Set down exactly the stretch of lines below that opens at the line containing "Decode this image" and continues through the last line of the entries, and nothing else.

= = =

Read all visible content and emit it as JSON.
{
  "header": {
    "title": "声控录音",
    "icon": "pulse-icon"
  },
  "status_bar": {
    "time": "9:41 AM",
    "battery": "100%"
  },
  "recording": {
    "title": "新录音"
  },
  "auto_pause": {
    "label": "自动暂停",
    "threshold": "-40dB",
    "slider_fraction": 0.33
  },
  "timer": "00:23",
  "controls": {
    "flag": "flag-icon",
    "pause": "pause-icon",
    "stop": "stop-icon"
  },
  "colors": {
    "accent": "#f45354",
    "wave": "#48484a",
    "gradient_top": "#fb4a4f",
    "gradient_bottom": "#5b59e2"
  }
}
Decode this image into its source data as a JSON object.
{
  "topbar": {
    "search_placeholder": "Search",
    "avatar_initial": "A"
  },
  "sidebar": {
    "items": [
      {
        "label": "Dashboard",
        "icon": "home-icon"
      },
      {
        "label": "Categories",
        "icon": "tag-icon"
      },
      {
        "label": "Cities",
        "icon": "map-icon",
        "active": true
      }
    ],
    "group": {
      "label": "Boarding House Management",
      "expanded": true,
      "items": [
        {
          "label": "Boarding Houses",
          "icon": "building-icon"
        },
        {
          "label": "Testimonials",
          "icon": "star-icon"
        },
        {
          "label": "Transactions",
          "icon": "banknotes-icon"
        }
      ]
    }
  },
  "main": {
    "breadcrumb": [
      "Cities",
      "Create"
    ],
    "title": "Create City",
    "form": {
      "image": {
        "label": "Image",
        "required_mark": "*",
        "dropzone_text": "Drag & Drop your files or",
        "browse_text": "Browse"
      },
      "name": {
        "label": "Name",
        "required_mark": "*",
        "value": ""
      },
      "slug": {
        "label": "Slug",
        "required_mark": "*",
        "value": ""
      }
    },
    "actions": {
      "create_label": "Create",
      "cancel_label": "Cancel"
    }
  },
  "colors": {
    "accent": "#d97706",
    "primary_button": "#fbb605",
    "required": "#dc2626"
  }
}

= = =

Solution for this exercise:
Decode this image into its source data as a JSON object.
{
  "topbar": {
    "search_placeholder": "Search",
    "avatar_initial": "A"
  },
  "sidebar": {
    "items": [
      {
        "label": "Dashboard",
        "icon": "home-icon"
      },
      {
        "label": "Categories",
        "icon": "tag-icon"
      },
      {
        "label": "Cities",
        "icon": "map-icon",
        "active": true
      }
    ],
    "group": {
      "label": "Boarding House Management",
      "expanded": true,
      "items": [
        {
          "label": "Boarding Houses",
          "icon": "building-icon"
        },
        {
          "label": "Testimonials",
          "icon": "star-icon"
        },
        {
          "label": "Transactions",
          "icon": "banknotes-icon"
        }
      ]
    }
  },
  "main": {
    "breadcrumb": [
      "Cities",
      "Create"
    ],
    "title": "Create City",
    "form": {
      "image": {
        "label": "Image",
        "required_mark": "*",
        "dropzone_text": "Drag & Drop your files or",
        "browse_text": "Browse"
      },
      "name": {
        "label": "Name",
        "required_mark": "*",
        "value": ""
      },
      "slug": {
        "label": "Slug",
        "required_mark": "*",
        "value": ""
      }
    },
    "actions": {
      "create_label": "Create",
      "cancel_label": "Cancel"
    }
  },
  "colors": {
    "accent": "#d97706",
    "primary_button": "#fbb605",
    "required": "#dc2626"
  }
}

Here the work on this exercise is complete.